### WORK INSTRUCTIONS
Set down a faithful copy of every record, and skip the pictures in it.

### DATA UNDER STUDY
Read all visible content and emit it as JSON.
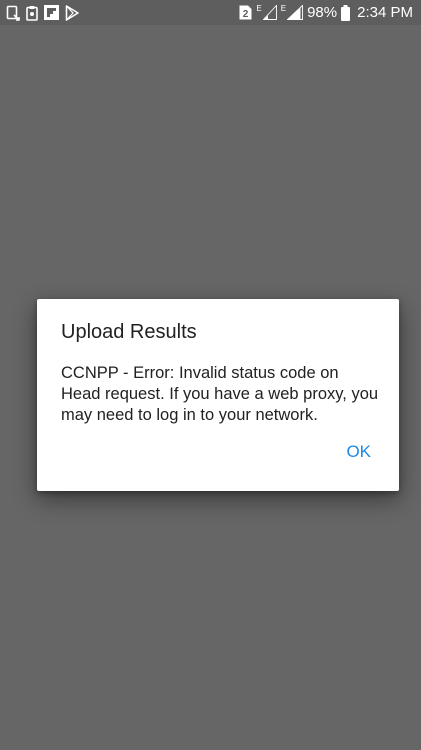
{
  "status_bar": {
    "left_icons": [
      "screenshot-icon",
      "clipboard-icon",
      "flipboard-icon",
      "play-store-icon"
    ],
    "sim_badge": "2",
    "network_type_1": "E",
    "network_type_2": "E",
    "battery_percent": "98%",
    "time": "2:34 PM"
  },
  "dialog": {
    "title": "Upload Results",
    "message": "CCNPP - Error: Invalid status code on Head request. If you have a web proxy, you may need to log in to your network.",
    "ok_label": "OK"
  },
  "colors": {
    "scrim": "#666666",
    "dialog_background": "#ffffff",
    "accent": "#1e88e5",
    "text": "#212121"
  }
}
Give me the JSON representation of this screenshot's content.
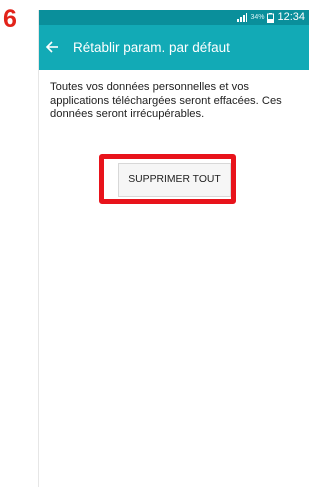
{
  "step_marker": "6",
  "status_bar": {
    "battery_percent": "34%",
    "time": "12:34",
    "signal_icon": "signal-bars-icon",
    "battery_icon": "battery-icon",
    "background_color": "#0a8f9b"
  },
  "app_bar": {
    "back_icon": "arrow-left-icon",
    "title": "Rétablir param. par défaut",
    "background_color": "#12aab6"
  },
  "message": "Toutes vos données personnelles et vos applications téléchargées seront effacées. Ces données seront irrécupérables.",
  "actions": {
    "delete_all_label": "SUPPRIMER TOUT",
    "highlight_color": "#e8131b"
  }
}
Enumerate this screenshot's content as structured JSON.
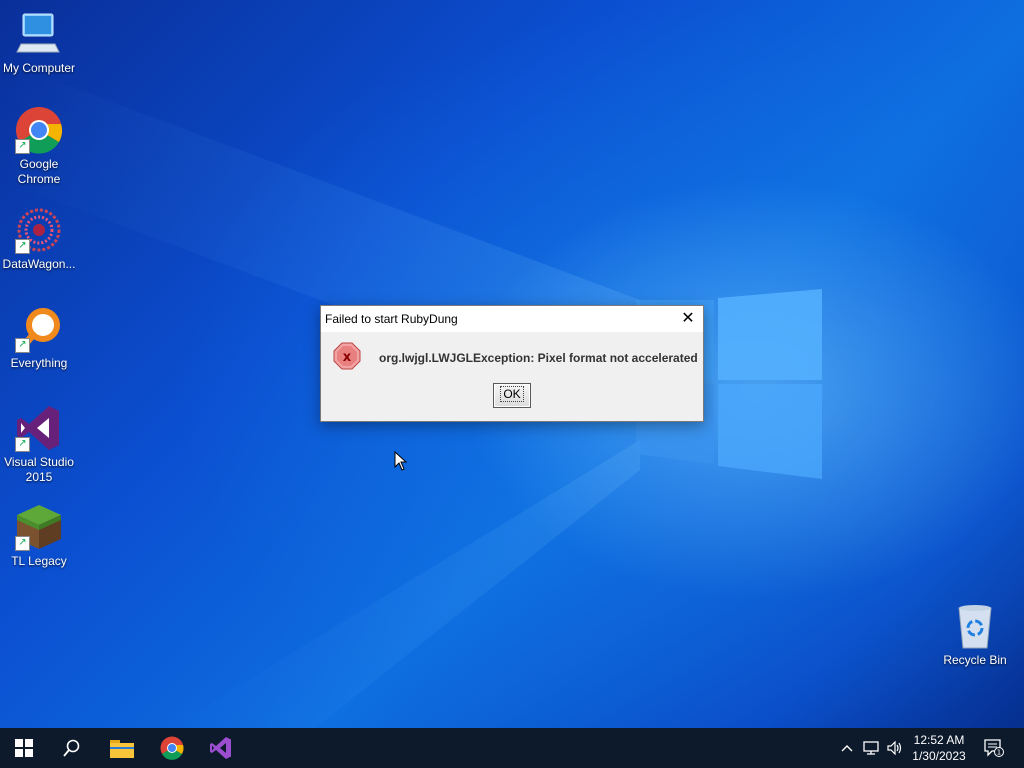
{
  "desktop": {
    "icons": [
      {
        "label": "My Computer",
        "icon": "computer-icon"
      },
      {
        "label": "Google Chrome",
        "icon": "chrome-icon"
      },
      {
        "label": "DataWagon...",
        "icon": "datawagon-icon"
      },
      {
        "label": "Everything",
        "icon": "everything-search-icon"
      },
      {
        "label": "Visual Studio 2015",
        "icon": "visual-studio-icon"
      },
      {
        "label": "TL Legacy",
        "icon": "minecraft-grass-block-icon"
      },
      {
        "label": "Recycle Bin",
        "icon": "recycle-bin-icon"
      }
    ]
  },
  "dialog": {
    "title": "Failed to start RubyDung",
    "close_label": "✕",
    "message": "org.lwjgl.LWJGLException: Pixel format not accelerated",
    "ok_label": "OK",
    "icon": "error-icon"
  },
  "taskbar": {
    "items": [
      "start-icon",
      "search-icon",
      "file-explorer-icon",
      "chrome-icon",
      "visual-studio-icon"
    ],
    "tray": [
      "chevron-up-icon",
      "network-icon",
      "volume-icon"
    ],
    "time": "12:52 AM",
    "date": "1/30/2023",
    "notification_count": "1"
  },
  "colors": {
    "taskbar": "#0d1a2b",
    "desktop_blue": "#0b4fd1"
  }
}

### RESPONSE BOX
Read all visible content and emit it as JSON.
{
  "status_bar": {
    "left_icons": [
      "screenshot-icon",
      "clipboard-icon",
      "flipboard-icon",
      "play-store-icon"
    ],
    "sim_badge": "2",
    "network_type_1": "E",
    "network_type_2": "E",
    "battery_percent": "98%",
    "time": "2:34 PM"
  },
  "dialog": {
    "title": "Upload Results",
    "message": "CCNPP - Error: Invalid status code on Head request. If you have a web proxy, you may need to log in to your network.",
    "ok_label": "OK"
  },
  "colors": {
    "scrim": "#666666",
    "dialog_background": "#ffffff",
    "accent": "#1e88e5",
    "text": "#212121"
  }
}
Give me the JSON representation of this screenshot's content.
{
  "step_marker": "6",
  "status_bar": {
    "battery_percent": "34%",
    "time": "12:34",
    "signal_icon": "signal-bars-icon",
    "battery_icon": "battery-icon",
    "background_color": "#0a8f9b"
  },
  "app_bar": {
    "back_icon": "arrow-left-icon",
    "title": "Rétablir param. par défaut",
    "background_color": "#12aab6"
  },
  "message": "Toutes vos données personnelles et vos applications téléchargées seront effacées. Ces données seront irrécupérables.",
  "actions": {
    "delete_all_label": "SUPPRIMER TOUT",
    "highlight_color": "#e8131b"
  }
}
Enumerate this screenshot's content as structured JSON.
{
  "desktop": {
    "icons": [
      {
        "label": "My Computer",
        "icon": "computer-icon"
      },
      {
        "label": "Google Chrome",
        "icon": "chrome-icon"
      },
      {
        "label": "DataWagon...",
        "icon": "datawagon-icon"
      },
      {
        "label": "Everything",
        "icon": "everything-search-icon"
      },
      {
        "label": "Visual Studio 2015",
        "icon": "visual-studio-icon"
      },
      {
        "label": "TL Legacy",
        "icon": "minecraft-grass-block-icon"
      },
      {
        "label": "Recycle Bin",
        "icon": "recycle-bin-icon"
      }
    ]
  },
  "dialog": {
    "title": "Failed to start RubyDung",
    "close_label": "✕",
    "message": "org.lwjgl.LWJGLException: Pixel format not accelerated",
    "ok_label": "OK",
    "icon": "error-icon"
  },
  "taskbar": {
    "items": [
      "start-icon",
      "search-icon",
      "file-explorer-icon",
      "chrome-icon",
      "visual-studio-icon"
    ],
    "tray": [
      "chevron-up-icon",
      "network-icon",
      "volume-icon"
    ],
    "time": "12:52 AM",
    "date": "1/30/2023",
    "notification_count": "1"
  },
  "colors": {
    "taskbar": "#0d1a2b",
    "desktop_blue": "#0b4fd1"
  }
}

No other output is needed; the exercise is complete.